**The single line-to-ground fault on a transmission line happens when one conductor accidentally to the ground or comes in some cases in contact with the neutral conductor. For this reason, the protective devices of a power system needs to be accurately responsive to avoid severe damage in the system.**

See Unbalanced Fault Analysis: Single Line to Ground Fault

**Indeed, it is very important to know the procedure of single line to ground fault calculation.**

Related articles:

- Double Line to Ground Fault
- Line to line fault
- Symmetrical three phase fault

**Example:**

Assumed that the generator below is solidly grounded and neglect the fault impedance. Determine the phase currents and phase voltage at faulted location.

Generator |

__Solution:__

**Compute the base value:**

Choose: Sb = 20 MVA and kVb = 13.8 kV

then,

Ea = 20 MVA/ 20 MVA = 1 (angle 0) per unit.

Ibase = 20 MVA / (1.73 x 13.8 kV)

Ibase = 0.837 kA

__Develop positive sequence network:__

System Positive- Sequence Network Equivalent |

where,

- Ea = the generator EMF, which has a value of 1 (angle 0) per unit.
- Xd" = the positive sequence impedance of transformer (in subtransient state)
- If-1 = positive sequence current.

__Develop negative sequence network:__

System Negative- Sequence Network Equivalent |

where,

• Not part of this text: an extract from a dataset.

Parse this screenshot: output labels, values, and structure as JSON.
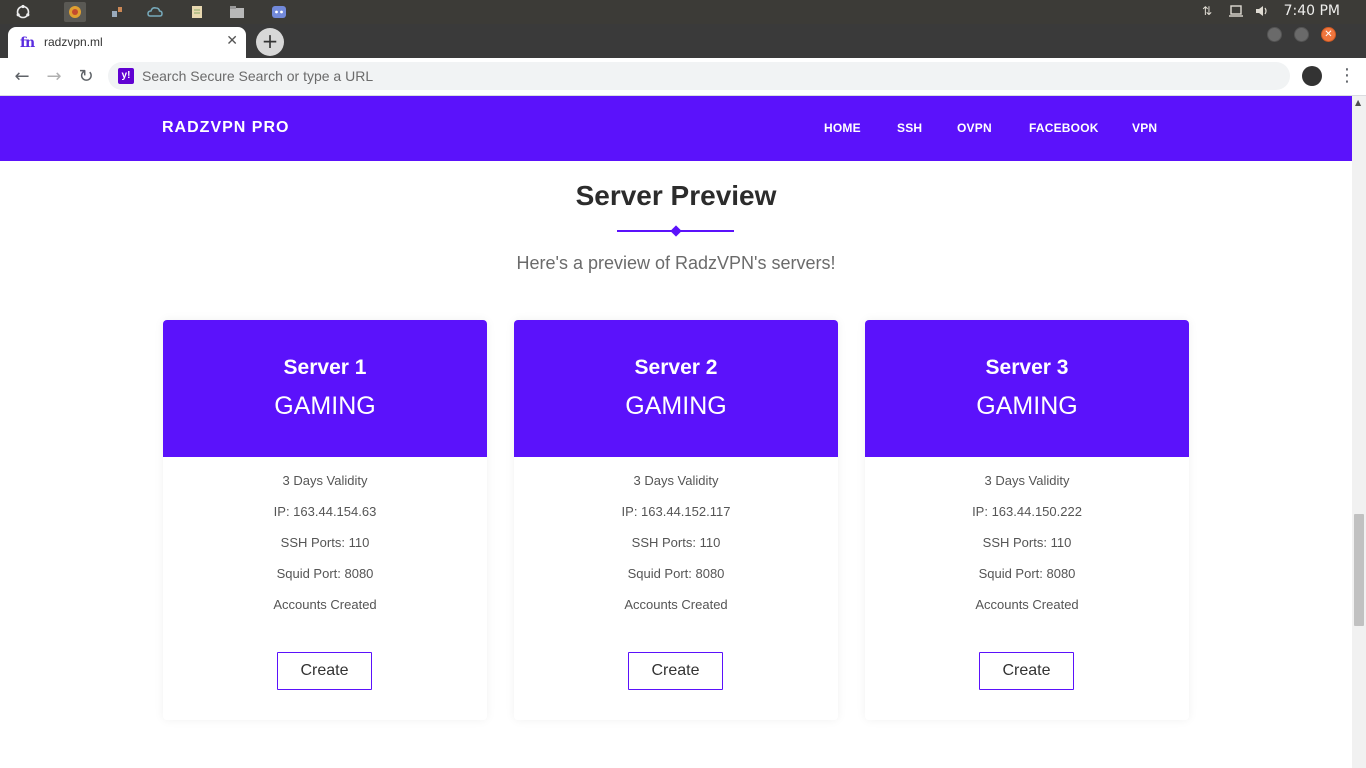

- If-2 = negative sequence current
- X2 = negative sequence reactance

__Develop zero sequence network:__

System Zero-Sequence Network Equivalent |

- If-0 = zero sequence current
- X2 = zero sequence reactance

then, If-1 = 1 (angle 0)/ (Z0 + Z1 + Z2) =

**-j 2.22 pu or 2.22 (angle -90)**

also it means that, If-2 = If-0 =

**- j 2.22 pu**

**Multiplying the base value**

**Ibase = 0.837 kA**

**then**, If-1 = 2.22 (angle -90) * (0.837 kA) = 1.86

**kA (angle -90)**--> actual value

Since all sequence currents are equal, thus:

- If-1 = 1.86 kA (angle -90) --> + S
- If-2 = 1.86 kA (angle -90) --> -S
- If-0 = 1.86 kA (angle -90) --> 0S

Applying the formula of sequence to phase values matrix we can get:

- Fault current at A = 5.58 kA (angle -90 degrees)
- Fault current at B = 0
- Fault current at C = 0

The zero values of phases B and C confirmed that no fault current flows from it during fault condition.

Looking at this diagram, the voltage values of the un-faulted phases (phase B and C) are the only one that has a value while phase A (the faulted phase), its voltage is equal to zero (neglecting impedance).

Thus,

__Computing Voltage at the faulted point,__

Looking at this diagram, the voltage values of the un-faulted phases (phase B and C) are the only one that has a value while phase A (the faulted phase), its voltage is equal to zero (neglecting impedance).

Thus,

- Voltage at phase A = 0
- Voltage at phase B = Vb
- Voltage at phase C = Vc.

Analyzing positive sequence network equivalent,

- Vf-1 = 1 (angle 0) - (If-1) * (Z1) = 1 - (-j 2.22) (j 0.25)
**= 0.445 (angle 0) (+ sequence voltage)**

Analyzing negative sequence network equivalent,

- Vf-2 = 0 - (If2) * (Z2) = 0- (-j2.22) * (j0.1)
**= 0.222 (angle 180) ( neg. sequence voltage).**

Analyzing zero sequence network equivalent,

- Vf-0 = 0 - (If-0)* (Z0) = 0- (-j 2.22) * (j0.1)
**= 0.222 (angle 180) (zero sequence voltage).**

Applying the formula of sequence to phase values matrix we can get:

- Voltage at phase A = 0
- Voltage at phase B = 0.667 (angle -120) pu
- Voltage at phase C = 0.667 (angle 120) pu

Applying base value,

Vbase = 13.8 kV/ 1.73

Therefore, the actual values of phase voltages are,

- Voltage at phase A = 0
- Voltage at phase B = 5.31 kV (angle -120)
- Voltage at phase C = 5.31 kV (angle 120)